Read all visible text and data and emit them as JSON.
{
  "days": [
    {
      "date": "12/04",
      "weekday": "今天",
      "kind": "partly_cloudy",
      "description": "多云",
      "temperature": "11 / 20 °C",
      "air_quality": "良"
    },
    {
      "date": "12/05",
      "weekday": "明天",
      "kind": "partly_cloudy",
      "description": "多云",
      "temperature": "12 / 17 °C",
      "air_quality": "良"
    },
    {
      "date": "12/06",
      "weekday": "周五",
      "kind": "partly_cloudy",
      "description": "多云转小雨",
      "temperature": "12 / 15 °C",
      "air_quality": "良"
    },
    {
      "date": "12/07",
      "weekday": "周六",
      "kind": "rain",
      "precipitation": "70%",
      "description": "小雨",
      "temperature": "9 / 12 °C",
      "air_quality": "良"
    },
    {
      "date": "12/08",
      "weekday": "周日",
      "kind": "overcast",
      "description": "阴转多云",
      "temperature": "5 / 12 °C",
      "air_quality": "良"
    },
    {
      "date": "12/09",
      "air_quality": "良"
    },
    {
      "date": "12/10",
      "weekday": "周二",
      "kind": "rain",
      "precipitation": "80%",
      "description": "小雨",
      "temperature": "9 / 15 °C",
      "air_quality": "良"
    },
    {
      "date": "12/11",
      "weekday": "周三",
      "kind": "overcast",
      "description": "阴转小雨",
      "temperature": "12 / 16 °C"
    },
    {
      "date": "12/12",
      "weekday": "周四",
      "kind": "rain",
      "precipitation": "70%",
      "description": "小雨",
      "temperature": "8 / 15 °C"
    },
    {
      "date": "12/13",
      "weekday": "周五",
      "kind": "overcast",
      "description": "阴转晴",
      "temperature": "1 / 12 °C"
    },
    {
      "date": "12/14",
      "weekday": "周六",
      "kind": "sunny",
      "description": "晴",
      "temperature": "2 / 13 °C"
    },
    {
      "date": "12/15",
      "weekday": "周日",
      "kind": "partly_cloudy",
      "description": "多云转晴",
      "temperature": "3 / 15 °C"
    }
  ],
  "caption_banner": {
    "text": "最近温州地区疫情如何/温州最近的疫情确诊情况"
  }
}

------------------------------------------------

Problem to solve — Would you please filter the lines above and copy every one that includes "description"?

Solution for this task —
      "description": "多云",
      "description": "多云",
      "description": "多云转小雨",
      "description": "小雨",
      "description": "阴转多云",
      "description": "小雨",
      "description": "阴转小雨",
      "description": "小雨",
      "description": "阴转晴",
      "description": "晴",
      "description": "多云转晴",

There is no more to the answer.